You may wonder what benefits using an Enum has over using an object in Javascript. This is because both can solve similar problems, such as defining a finite number of options, naming values that are not very clear on their own, etc.


Let's look at the following example using an object:

const Transmission = {
  Automatic: 'automatic',
  Manual: 'manual',

Transmission.Automatic = 'electric'; // 🙃 without validation

let transmission: string;
transmission = Transmission.Automatic; // 'automatic'
transmission = Transmission.Manual; // 'manual' 
transmission = 'electric'; // 'electric' - 🙃 without validation

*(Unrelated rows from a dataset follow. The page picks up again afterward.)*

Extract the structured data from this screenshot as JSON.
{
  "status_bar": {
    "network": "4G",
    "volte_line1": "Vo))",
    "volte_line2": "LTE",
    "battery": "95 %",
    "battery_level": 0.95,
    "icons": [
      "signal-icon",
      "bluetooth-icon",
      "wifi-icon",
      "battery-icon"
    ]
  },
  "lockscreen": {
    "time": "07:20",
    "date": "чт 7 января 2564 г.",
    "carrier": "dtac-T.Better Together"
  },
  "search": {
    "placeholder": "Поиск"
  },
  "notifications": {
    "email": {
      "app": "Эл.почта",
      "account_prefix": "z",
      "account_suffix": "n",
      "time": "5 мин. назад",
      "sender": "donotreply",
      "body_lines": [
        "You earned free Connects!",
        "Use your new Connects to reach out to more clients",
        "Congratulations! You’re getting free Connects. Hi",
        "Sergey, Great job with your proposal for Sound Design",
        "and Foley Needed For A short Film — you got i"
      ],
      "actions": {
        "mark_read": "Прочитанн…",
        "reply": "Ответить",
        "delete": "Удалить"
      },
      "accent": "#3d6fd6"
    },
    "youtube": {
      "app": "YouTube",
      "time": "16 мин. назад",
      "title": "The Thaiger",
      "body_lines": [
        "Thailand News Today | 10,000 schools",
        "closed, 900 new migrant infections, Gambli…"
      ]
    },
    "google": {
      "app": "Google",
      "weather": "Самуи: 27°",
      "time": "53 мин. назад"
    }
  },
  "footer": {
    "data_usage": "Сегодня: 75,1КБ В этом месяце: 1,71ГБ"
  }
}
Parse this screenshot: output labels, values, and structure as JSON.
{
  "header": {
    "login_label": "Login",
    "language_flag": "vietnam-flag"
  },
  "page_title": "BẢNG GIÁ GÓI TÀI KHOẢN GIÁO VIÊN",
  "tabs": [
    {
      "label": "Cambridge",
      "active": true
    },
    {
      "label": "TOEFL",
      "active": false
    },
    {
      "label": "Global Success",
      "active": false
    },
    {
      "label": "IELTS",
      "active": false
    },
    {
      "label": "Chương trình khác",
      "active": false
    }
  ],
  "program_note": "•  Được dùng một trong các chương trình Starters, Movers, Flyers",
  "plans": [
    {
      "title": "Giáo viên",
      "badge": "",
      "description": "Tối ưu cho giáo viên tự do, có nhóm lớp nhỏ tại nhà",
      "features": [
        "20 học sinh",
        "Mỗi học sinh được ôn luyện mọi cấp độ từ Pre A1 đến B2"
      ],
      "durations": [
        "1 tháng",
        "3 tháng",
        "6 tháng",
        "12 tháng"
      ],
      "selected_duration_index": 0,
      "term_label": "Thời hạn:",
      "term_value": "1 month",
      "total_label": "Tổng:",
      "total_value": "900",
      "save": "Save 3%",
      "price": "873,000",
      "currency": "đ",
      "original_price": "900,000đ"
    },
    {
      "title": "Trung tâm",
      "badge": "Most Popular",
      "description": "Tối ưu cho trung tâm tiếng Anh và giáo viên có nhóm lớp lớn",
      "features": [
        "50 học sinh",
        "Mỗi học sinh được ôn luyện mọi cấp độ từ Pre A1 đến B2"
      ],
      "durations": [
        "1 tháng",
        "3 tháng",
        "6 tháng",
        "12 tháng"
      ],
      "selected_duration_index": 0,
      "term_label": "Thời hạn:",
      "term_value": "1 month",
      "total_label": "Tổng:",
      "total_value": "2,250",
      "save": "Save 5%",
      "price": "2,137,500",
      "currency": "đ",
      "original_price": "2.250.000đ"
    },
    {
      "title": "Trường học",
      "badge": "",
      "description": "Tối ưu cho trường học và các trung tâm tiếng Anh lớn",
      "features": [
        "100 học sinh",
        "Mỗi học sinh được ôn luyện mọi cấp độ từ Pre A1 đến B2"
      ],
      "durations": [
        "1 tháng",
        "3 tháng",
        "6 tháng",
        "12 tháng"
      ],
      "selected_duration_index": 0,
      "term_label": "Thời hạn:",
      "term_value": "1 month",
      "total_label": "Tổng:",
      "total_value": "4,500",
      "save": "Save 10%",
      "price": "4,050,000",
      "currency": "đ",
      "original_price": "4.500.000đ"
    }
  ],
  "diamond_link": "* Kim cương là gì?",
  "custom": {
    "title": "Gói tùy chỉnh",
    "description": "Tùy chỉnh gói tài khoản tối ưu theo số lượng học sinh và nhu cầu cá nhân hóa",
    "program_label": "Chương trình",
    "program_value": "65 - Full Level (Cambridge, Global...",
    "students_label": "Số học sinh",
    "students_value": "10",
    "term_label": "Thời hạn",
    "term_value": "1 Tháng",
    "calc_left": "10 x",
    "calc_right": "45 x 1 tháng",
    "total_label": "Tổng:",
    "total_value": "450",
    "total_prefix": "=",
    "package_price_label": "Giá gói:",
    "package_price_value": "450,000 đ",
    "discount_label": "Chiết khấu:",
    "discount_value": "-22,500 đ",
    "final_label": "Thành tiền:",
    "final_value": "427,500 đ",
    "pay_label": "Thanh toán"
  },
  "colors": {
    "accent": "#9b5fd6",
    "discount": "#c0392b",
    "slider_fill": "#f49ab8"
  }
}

As we see in the example, using objects makes it easy for us to assign default values, but it does not allow us to validate that what we assign is within the previously defined finite values.

Now let's see the example using an Enum:

enum Transmission {
  Automatic = 'automatic',
  Manual = 'manual',  

// ❌ Cannot assign to 'Automatic' because it is a read-only property.
Transmission.Automatic = 'electric';

let transmission: Transmission;
transmission = Transmission.Automatic; // 'automatic' 
transmission = Transmission.Manual; // 'manual'

// ❌ Type '"electric"' is not assignable to type 'Transmission'
transmission = 'electric';

When using Enum, we delegate the validation of the available options to Typescript. This can provide us with useful error messages during the development stage.